WTF #1: Descriptive bait-and-switch

Analysis: The first story opens with the protagonist taking a quick water break while digging. Returning to work, he looks at the black metal monster to the left of the hole. Then turns his attention to the man he’s just killed. At which point my mental image glitched. Monster is an emotive word, especially for a realistic rather than fantasy narrative, so I’d latched onto the monster as a significant thing in the scene and awaited more details; leaving it after a glance both denied me the description I expected and contradicted the sense of import.

Trust that the narrator would give me the information I needed damaged on the first page, I moved on.

WTF #2: Non-standard usage

Analysis: A couple of paragraphs into the second story, the narrator describes the night as sightless. My immediate mental image was of the night not being able to see. An instant later, I reparsed it as darkness hiding things from other people’s sight; but by then the slight tension of the previous sentences had fizzled.

While I had unravelled the meaning almost immediately, losing momentum on the top of the first page raised the spectre of repeated stumbles, so I moved on.

WTF #3: Duplicated information duplicated

Analysis: The protagonist of the third story is a retired US spy. Returning home, he discovers one of his Russian counterparts waiting patiently in his living room. This juxtaposition between supposed agent and friendly behaviour raised a pleasant prospect of a “who to trust” or other fun espionage romp. However, after the obligatory moment of almost shooting, the protagonist greets the intruder as a communist red devil.
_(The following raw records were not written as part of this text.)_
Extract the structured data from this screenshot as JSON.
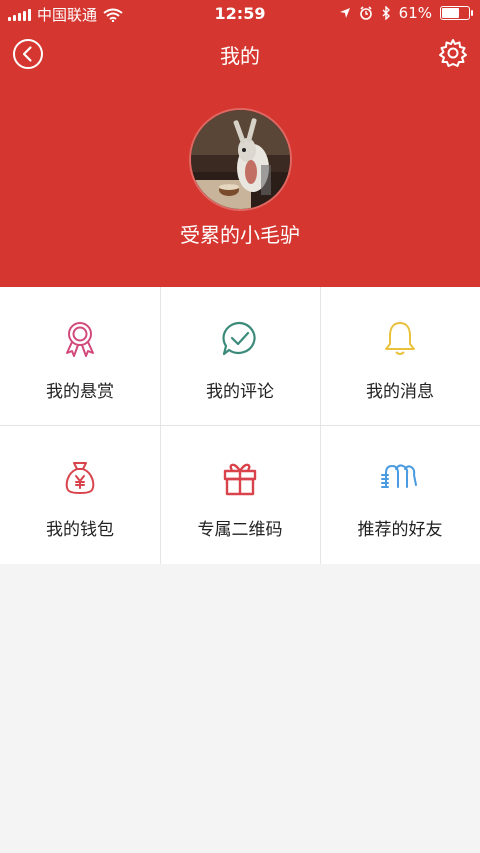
{
  "status_bar": {
    "carrier": "中国联通",
    "time": "12:59",
    "battery": "61%",
    "battery_level": 0.61
  },
  "nav": {
    "title": "我的",
    "back_icon": "back-arrow-icon",
    "settings_icon": "gear-icon"
  },
  "profile": {
    "username": "受累的小毛驴"
  },
  "menu": [
    {
      "label": "我的悬赏",
      "icon": "award-ribbon-icon",
      "color": "#d24a7b"
    },
    {
      "label": "我的评论",
      "icon": "check-comment-icon",
      "color": "#3b8a7a"
    },
    {
      "label": "我的消息",
      "icon": "bell-icon",
      "color": "#e9c23d"
    },
    {
      "label": "我的钱包",
      "icon": "money-bag-icon",
      "color": "#d9434b"
    },
    {
      "label": "专属二维码",
      "icon": "gift-icon",
      "color": "#d9434b"
    },
    {
      "label": "推荐的好友",
      "icon": "friends-icon",
      "color": "#4a9be0"
    }
  ],
  "colors": {
    "header": "#d5362f",
    "background": "#f4f4f4"
  }
}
As red devil is already a pejorative label for communist this threw my parsing out: what extra information was communist intended to convey?

After a moment of consideration, I realised it could be an inside joke; however, it felt too clunky to be something someone would say.

Undecided on whether it was a clunky line or the author explaining to readers who didn’t know what a red devil was, but certain I’d stalled out, I pulled the plug.

Take the Pepsi Challenge: Want to know if my own writing measures up? Download one of these free short stories, in the format of your choice, and decide for yourself.

The Weatherman, by Laurie Axinn Gienapp (10:14)
A Man With One Of Those Faces, by Caimh McDonnell (40:00)

About the author

Dave Higgins has worked in law and IT for both public and private sector organisations. When not pursuing these hobbies, he writes poetry and speculative fiction. He was born in Wiltshire, England. Raised by a librarian, he started reading shortly after birth and has not stopped since. He currently lives in Bristol with his wife, Nicola, his cats, Jasper and Una, and many shelves of books.